In the case of the multiple-term U.S. senator, O’Neil believed McCain would have beaten challenger Kelli Ward even without her inflammatory comments just days ago about McCain’s age. He turned 80 on Monday.
Last week on a nationally televised appearance, Ward implied the senator may not live to finish out his six-year term.
“I’m a physician,” Ward said. “I see the physiological changes that happen in normal aging, in patients again and again and again over the last 20, 25 years. So I do know what happens to the body and the mind at the end of life.”
That attack drew attention and criticism.
“That was way, way over the line. It backfired on Ward,” O’Neil said.
“When you go after somebody for age you never say so directly. You use terms like ‘he’s tired’ or ‘he’s been in office forever.’ You dance around it and never say it directly because it offends people.”
O’Neil said McCain faced a tough challenge in November from Democrat Ann Kirkpatrick. A recent CNN/ORC poll had McCain up by double digits over Kirkpatrick.
O’Neil said Arpaio’s time in office could end after 24 years in November when he squares off against Democrat Paul Penzone, who came close to defeating Arpaio in 2012.
“Arpaio’s base drove him to a primary win but he faces a totally different electorate in November. He won by 5 percent last time.
“Since then there’s been a criminal referral against the sheriff. Four years ago Arpaio was able to split the vote because of a bogus third candidate in the race.
“That doesn’t happen this time and Arpaio goes head to head with Paul Penzone.”
- Arizona resolution would support Californians if they secede from US
- Flagstaff city leaders vote to not do business with border-wall contractors

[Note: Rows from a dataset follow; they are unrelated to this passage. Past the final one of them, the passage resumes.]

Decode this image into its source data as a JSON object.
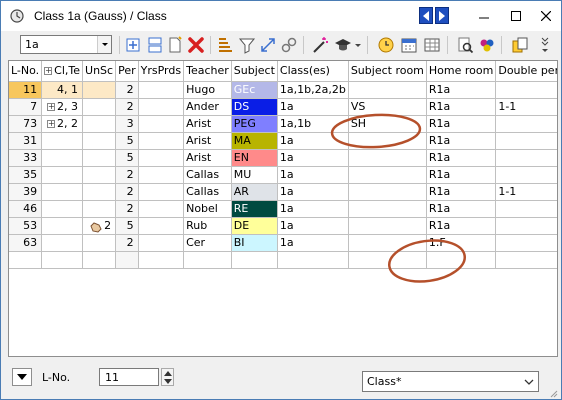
{
  "window": {
    "title": "Class 1a (Gauss) / Class",
    "minimize_icon": "minimize-icon",
    "maximize_icon": "maximize-icon",
    "close_icon": "close-icon"
  },
  "toolbar": {
    "class_selector": "1a",
    "icons": [
      "new-lesson-icon",
      "split-icon",
      "new-document-icon",
      "delete-icon",
      "lesson-sequence-icon",
      "filter-icon",
      "resize-icon",
      "link-icon",
      "magic-wand-icon",
      "graduation-cap-icon",
      "clock-icon",
      "calendar-icon",
      "print-preview-icon",
      "print-icon",
      "color-icon",
      "export-icon",
      "more-icon"
    ]
  },
  "grid": {
    "headers": [
      "L-No.",
      "Cl,Te",
      "UnSc",
      "Per",
      "YrsPrds",
      "Teacher",
      "Subject",
      "Class(es)",
      "Subject room",
      "Home room",
      "Double pers"
    ],
    "rows": [
      {
        "lno": "11",
        "clte": "4, 1",
        "unsc": "",
        "per": "2",
        "yrs": "",
        "teacher": "Hugo",
        "subject": "GEc",
        "subj_color": "#b4b8e8",
        "classes": "1a,1b,2a,2b",
        "subject_room": "",
        "home_room": "R1a",
        "double": ""
      },
      {
        "lno": "7",
        "clte": "2, 3",
        "unsc": "",
        "per": "2",
        "yrs": "",
        "teacher": "Ander",
        "subject": "DS",
        "subj_color": "#0a1ee6",
        "classes": "1a",
        "subject_room": "VS",
        "home_room": "R1a",
        "double": "1-1"
      },
      {
        "lno": "73",
        "clte": "2, 2",
        "unsc": "",
        "per": "3",
        "yrs": "",
        "teacher": "Arist",
        "subject": "PEG",
        "subj_color": "#7f7fff",
        "classes": "1a,1b",
        "subject_room": "SH",
        "home_room": "R1a",
        "double": ""
      },
      {
        "lno": "31",
        "clte": "",
        "unsc": "",
        "per": "5",
        "yrs": "",
        "teacher": "Arist",
        "subject": "MA",
        "subj_color": "#b8b400",
        "classes": "1a",
        "subject_room": "",
        "home_room": "R1a",
        "double": ""
      },
      {
        "lno": "33",
        "clte": "",
        "unsc": "",
        "per": "5",
        "yrs": "",
        "teacher": "Arist",
        "subject": "EN",
        "subj_color": "#ff8a8a",
        "classes": "1a",
        "subject_room": "",
        "home_room": "R1a",
        "double": ""
      },
      {
        "lno": "35",
        "clte": "",
        "unsc": "",
        "per": "2",
        "yrs": "",
        "teacher": "Callas",
        "subject": "MU",
        "subj_color": "#ffffff",
        "classes": "1a",
        "subject_room": "",
        "home_room": "R1a",
        "double": ""
      },
      {
        "lno": "39",
        "clte": "",
        "unsc": "",
        "per": "2",
        "yrs": "",
        "teacher": "Callas",
        "subject": "AR",
        "subj_color": "#dfe3e8",
        "classes": "1a",
        "subject_room": "",
        "home_room": "R1a",
        "double": "1-1"
      },
      {
        "lno": "46",
        "clte": "",
        "unsc": "",
        "per": "2",
        "yrs": "",
        "teacher": "Nobel",
        "subject": "RE",
        "subj_color": "#004a40",
        "classes": "1a",
        "subject_room": "",
        "home_room": "R1a",
        "double": ""
      },
      {
        "lno": "53",
        "clte": "",
        "unsc": "2",
        "per": "5",
        "yrs": "",
        "teacher": "Rub",
        "subject": "DE",
        "subj_color": "#ffff9a",
        "classes": "1a",
        "subject_room": "",
        "home_room": "R1a",
        "double": ""
      },
      {
        "lno": "63",
        "clte": "",
        "unsc": "",
        "per": "2",
        "yrs": "",
        "teacher": "Cer",
        "subject": "BI",
        "subj_color": "#ccf6ff",
        "classes": "1a",
        "subject_room": "",
        "home_room": "1.F",
        "double": ""
      }
    ]
  },
  "bottom": {
    "field_label": "L-No.",
    "field_value": "11",
    "filter_value": "Class*"
  }
}
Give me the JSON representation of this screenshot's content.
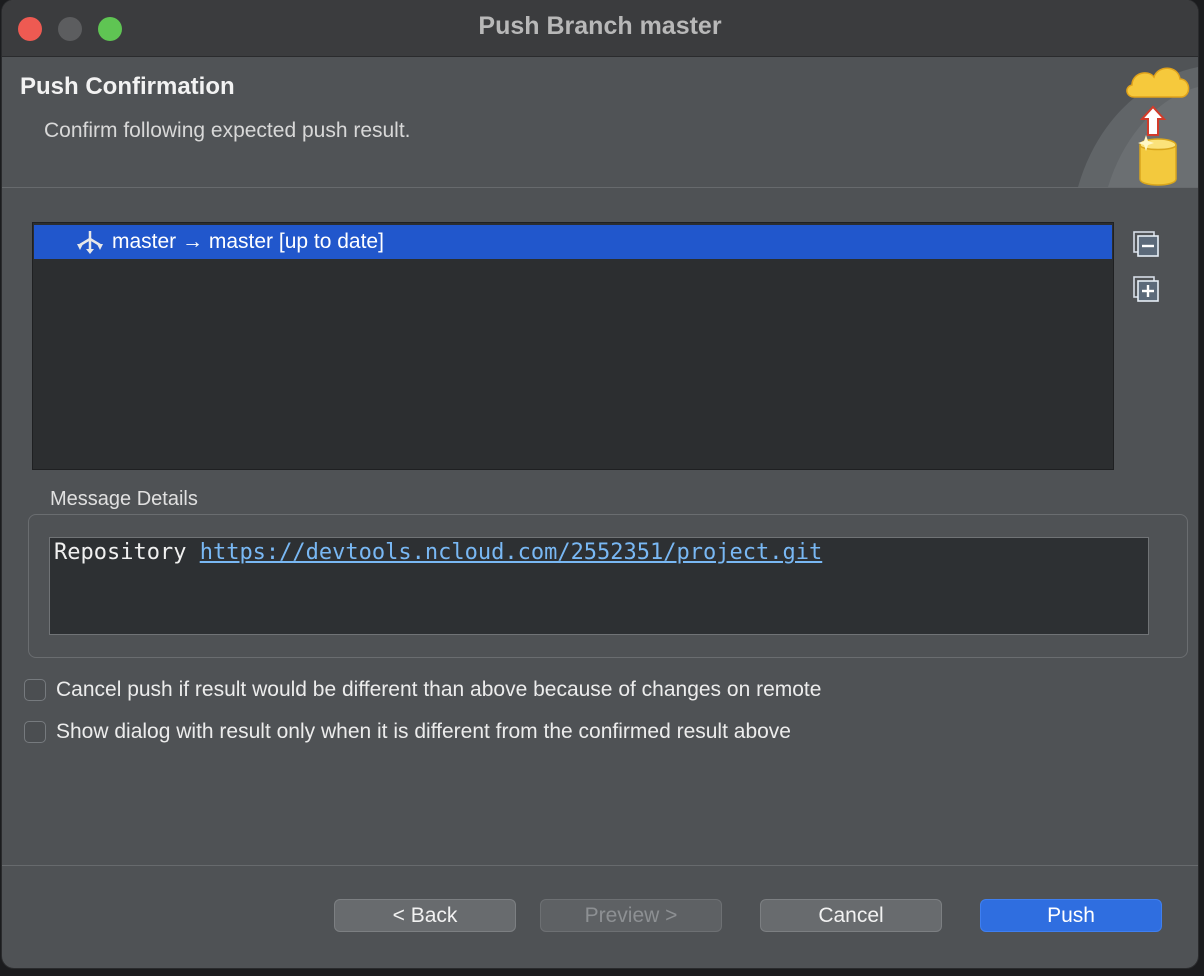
{
  "window": {
    "title": "Push Branch master"
  },
  "header": {
    "title": "Push Confirmation",
    "subtitle": "Confirm following expected push result."
  },
  "tree": {
    "rows": [
      {
        "label": "master → master [up to date]",
        "icon": "branch-icon",
        "selected": true
      }
    ],
    "collapse_icon": "collapse-all-icon",
    "expand_icon": "expand-all-icon"
  },
  "message_details": {
    "label": "Message Details",
    "repository_label": "Repository",
    "repository_url": "https://devtools.ncloud.com/2552351/project.git"
  },
  "options": [
    {
      "label": "Cancel push if result would be different than above because of changes on remote",
      "checked": false
    },
    {
      "label": "Show dialog with result only when it is different from the confirmed result above",
      "checked": false
    }
  ],
  "buttons": {
    "back": "< Back",
    "preview": "Preview >",
    "cancel": "Cancel",
    "push": "Push"
  },
  "colors": {
    "selection": "#2157cc",
    "primary_button": "#2f6ee0",
    "link": "#79b8f4"
  }
}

- Grammy-winning rapper, singer Nelly added to Birds Nest lineup
- Arizona Rep. Gosar wants immigration separate from spending bill
- Arizona says Hawaiian false alarm unlikely; people should still prepare